Further down the river, tanners can be found working hard. Look at them if you can stand the smell. In the medina of Fez, many traditional crafts are alive. Here is a carpet and weaving workshop – the same hand movements, the same woolen threads, colors and patterns as a thousand years ago. Here is a potter’s wheel and blue paints for painting on glaze. After the king moved to Rabat, Fez became an ordinary provincial town. The capital of the state has left here. The capital of the craft has remained.
The city is famous for its leather products, which are made using ancient methods, without the use of modern materials.

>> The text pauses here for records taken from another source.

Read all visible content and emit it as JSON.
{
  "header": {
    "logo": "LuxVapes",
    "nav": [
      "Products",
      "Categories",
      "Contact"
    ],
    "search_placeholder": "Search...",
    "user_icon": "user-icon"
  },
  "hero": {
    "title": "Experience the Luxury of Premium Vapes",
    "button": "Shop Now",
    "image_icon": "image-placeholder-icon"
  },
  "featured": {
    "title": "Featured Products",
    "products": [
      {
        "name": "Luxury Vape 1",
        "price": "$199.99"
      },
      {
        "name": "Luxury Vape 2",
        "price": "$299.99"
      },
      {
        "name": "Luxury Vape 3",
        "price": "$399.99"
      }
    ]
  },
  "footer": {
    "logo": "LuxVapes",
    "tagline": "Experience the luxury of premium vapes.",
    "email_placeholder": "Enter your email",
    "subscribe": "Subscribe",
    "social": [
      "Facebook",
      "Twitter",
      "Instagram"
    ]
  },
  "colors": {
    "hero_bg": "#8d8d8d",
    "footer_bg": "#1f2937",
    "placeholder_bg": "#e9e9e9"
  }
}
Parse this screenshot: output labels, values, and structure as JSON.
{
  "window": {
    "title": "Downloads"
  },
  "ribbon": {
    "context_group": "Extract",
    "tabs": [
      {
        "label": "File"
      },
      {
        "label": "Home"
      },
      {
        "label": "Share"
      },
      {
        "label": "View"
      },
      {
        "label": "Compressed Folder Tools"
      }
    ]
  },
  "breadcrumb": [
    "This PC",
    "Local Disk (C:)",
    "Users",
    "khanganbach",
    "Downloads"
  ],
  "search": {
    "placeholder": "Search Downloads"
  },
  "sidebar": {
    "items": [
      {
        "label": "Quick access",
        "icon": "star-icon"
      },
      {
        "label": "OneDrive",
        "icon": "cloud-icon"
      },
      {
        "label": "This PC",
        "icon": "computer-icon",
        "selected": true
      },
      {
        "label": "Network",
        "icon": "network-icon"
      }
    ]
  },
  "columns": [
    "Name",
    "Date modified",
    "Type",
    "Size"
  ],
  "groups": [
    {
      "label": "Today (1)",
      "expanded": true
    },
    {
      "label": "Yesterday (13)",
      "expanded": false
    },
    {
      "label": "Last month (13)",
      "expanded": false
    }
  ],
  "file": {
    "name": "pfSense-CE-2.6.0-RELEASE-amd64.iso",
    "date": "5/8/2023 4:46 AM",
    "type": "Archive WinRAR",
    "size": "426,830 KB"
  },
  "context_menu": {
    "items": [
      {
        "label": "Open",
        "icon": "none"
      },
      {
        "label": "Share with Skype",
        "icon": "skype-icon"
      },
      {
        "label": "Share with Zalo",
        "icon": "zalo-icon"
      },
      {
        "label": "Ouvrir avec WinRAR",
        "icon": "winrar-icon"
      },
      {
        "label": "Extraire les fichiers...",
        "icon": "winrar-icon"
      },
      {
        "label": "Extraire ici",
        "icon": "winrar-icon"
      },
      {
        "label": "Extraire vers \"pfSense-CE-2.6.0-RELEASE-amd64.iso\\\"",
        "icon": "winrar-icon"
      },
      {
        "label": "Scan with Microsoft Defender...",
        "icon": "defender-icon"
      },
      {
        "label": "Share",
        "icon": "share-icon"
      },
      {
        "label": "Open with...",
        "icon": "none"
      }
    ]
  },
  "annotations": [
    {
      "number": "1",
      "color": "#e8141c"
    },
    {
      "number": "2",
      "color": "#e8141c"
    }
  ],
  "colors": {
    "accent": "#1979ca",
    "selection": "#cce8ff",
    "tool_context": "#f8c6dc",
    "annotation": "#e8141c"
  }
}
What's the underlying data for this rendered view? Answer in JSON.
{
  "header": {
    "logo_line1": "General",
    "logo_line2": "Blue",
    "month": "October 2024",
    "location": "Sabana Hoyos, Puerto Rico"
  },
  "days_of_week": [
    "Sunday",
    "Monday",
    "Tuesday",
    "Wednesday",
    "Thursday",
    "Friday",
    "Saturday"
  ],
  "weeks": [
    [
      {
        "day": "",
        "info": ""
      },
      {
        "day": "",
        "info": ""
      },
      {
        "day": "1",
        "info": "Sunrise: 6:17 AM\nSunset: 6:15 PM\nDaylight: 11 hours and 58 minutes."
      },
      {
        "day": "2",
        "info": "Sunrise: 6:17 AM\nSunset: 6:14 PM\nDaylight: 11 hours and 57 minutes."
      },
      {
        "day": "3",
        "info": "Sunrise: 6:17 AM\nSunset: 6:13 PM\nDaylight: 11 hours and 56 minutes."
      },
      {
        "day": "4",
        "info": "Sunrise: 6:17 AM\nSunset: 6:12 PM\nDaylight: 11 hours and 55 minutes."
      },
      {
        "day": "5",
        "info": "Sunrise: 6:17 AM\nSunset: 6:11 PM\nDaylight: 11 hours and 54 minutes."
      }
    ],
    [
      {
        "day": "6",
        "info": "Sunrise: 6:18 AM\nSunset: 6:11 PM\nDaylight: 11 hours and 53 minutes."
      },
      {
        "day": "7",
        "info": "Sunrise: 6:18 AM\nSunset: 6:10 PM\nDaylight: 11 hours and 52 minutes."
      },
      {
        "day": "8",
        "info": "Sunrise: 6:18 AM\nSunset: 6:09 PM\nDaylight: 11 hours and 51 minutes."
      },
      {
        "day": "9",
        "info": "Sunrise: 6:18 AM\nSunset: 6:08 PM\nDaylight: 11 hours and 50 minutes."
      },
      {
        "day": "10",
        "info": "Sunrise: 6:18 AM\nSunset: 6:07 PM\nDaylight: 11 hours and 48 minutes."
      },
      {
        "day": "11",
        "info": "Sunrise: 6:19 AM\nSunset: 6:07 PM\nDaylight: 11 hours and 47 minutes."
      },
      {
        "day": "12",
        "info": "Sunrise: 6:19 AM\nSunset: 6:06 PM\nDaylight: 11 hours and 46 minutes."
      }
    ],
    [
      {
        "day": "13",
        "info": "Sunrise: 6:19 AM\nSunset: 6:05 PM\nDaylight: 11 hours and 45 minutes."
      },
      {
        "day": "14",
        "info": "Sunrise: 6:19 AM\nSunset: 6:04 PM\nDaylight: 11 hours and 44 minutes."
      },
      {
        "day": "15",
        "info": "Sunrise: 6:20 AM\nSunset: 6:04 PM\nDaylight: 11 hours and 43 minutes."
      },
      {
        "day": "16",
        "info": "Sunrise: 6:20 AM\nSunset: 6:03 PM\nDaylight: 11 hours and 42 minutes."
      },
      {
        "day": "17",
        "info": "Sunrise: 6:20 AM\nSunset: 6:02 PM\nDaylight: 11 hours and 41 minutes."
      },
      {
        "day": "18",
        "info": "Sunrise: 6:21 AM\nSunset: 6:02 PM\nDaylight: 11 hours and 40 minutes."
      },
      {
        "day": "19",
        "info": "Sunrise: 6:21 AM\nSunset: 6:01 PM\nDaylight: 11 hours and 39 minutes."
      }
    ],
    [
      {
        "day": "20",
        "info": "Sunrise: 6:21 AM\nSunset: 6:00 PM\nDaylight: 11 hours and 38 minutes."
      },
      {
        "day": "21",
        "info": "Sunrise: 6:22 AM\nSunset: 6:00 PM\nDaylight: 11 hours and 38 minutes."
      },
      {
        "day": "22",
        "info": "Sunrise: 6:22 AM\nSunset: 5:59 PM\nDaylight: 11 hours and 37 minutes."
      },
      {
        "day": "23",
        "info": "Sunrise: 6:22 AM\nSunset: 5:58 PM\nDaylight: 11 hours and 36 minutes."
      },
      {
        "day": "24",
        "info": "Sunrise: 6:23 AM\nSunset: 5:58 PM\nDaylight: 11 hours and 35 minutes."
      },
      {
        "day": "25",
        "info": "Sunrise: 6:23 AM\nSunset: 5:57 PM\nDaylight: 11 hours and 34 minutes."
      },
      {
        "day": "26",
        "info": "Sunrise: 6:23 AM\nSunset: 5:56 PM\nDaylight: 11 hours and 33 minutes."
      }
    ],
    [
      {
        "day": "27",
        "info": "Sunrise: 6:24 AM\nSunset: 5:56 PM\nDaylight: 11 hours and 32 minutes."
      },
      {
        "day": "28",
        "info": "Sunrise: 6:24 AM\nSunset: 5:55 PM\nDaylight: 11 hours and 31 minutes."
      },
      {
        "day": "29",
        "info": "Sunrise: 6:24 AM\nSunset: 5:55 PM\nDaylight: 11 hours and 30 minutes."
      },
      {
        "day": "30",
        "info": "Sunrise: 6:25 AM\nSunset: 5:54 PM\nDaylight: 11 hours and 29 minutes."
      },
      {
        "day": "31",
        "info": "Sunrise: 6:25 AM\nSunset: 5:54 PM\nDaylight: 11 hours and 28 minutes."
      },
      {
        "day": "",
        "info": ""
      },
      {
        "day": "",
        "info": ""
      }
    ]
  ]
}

Located 15 km from Tetouan, Tamuda Bay stretches along the coast from M’dika to Fnidek on 50 hectares, offering visitors the highest quality service. Names associated with it are Wadi Negro, Restinga, Marina Smear and Holiday Club. This resort includes an 18-hole golf course, the stilt town of Smear Lagoon, a water park, shops, restaurants and two seaside resorts: Marina Kabila and Marina Smear. The town on stilts has water sports facilities and thalassotherapy centres. On the program: soothing walks along the long and beautiful promenade, diving from Marina Smir for beginners, or visiting the waters of the strait.